Sunday, February 6, 2011

Just Another Manga Monday #4

When I opened up the cover to this week’s manga, staring me in the face was VIZ’s definition of ‘shojo.’ They define shojo as:
“1. Manga appealing to both female and male readers. 2. Exciting stories with true-to-life characters and the thrill of exotic locales. 3. Connecting the heart and mind through real human relationships.”

Interesting. I consider shojo in general to be geared more towards girls with all the mushy romance I think that guys would skim over, but hey, I guess they’re trying to create a new shojo.

This week’s manga is Ceres: Celestial Legend (Ayashi No Ceres). Like last week manga’s Absolute Boyfriend, it was also written by Yuu Watase, author of Fushigi Yuugi. It is also rated T+ for older teen. I would attribute this to violence, sexuality and slight nudity.

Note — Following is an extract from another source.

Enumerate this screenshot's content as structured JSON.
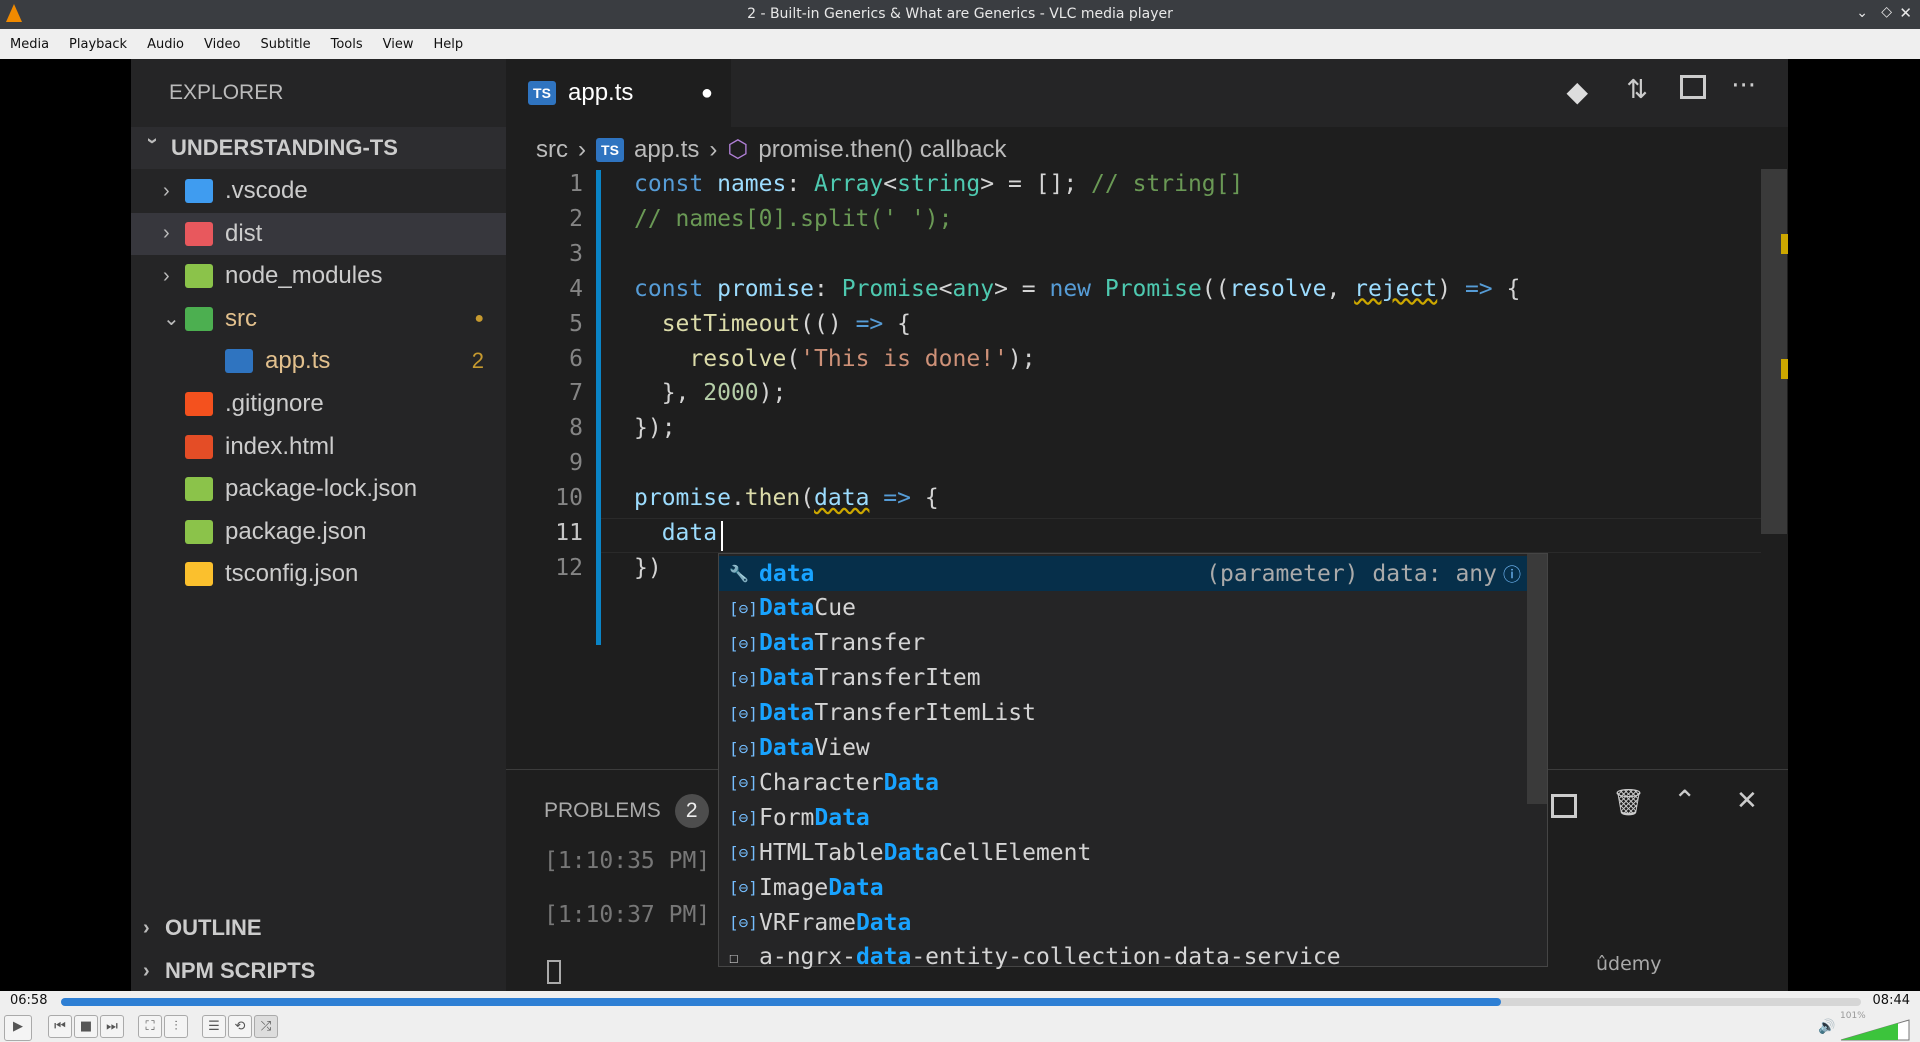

Ceres is a 14 volume series (also an anime) based on a global legend about an angel’s cloak. In the legend, an angel is bathing and a fisherman steals her heavenly robes. Without them, she cannot return to heaven and is forced to live out her days on earth and marry the fisherman. One day, she learns from her children where her robe is hidden and returns to heaven.

In this story, Aya and Aki Mikage are 16 year old twins who are descendants of a Celestial angel named Ceres and her fisherman husband. Aya (left), Aki (right):

As the fates have allowed, Aya was born with enough pure blood for the maiden Ceres to find her body suitable, thus, Ceres possesses Aya and demonstrates supernatural powers. The angel Ceres is angered because her heavenly robes were never returned to her and seeks revenge on the Mikage family, most of all her fisherman husband. In turn, the Mikage family is trying to kill Aya to defend themselves from Ceres.

Throughout the series, Aya faces many challenges. She must survive on her own while avoiding the Mikage family, looking for her brother, and trying to repress Ceres’s destructive powers. Along the way, though, Aya is met with help. A boy named Yuhi comes to her aid as well as a mysterious and attractive man named Toya. Even though her life is in danger she still finds time for romance!

I enjoyed this series a lot. Maybe it’s because I’m a little sappy… I cried while reading Steinbeck’s The Red Pony just like I cried while reading this series. Since there are 14 volumes, the author is able to develop the characters in a way that one becomes attached to them.


  1. just the cover alone screams mushy.

    Not my type of manga, but then again I can't even get manga locally here in Jamaica. -_-

  2. You sure "shojo" doesn't mean weird, creepy romance manga?

  3. haha yea i should write my own definition.

    that sucks! i buy manga a lot.. i even bought some when i lived in france. they had a big section over there

  4. Yea I just reread the series again this week...would not recommend this to a guy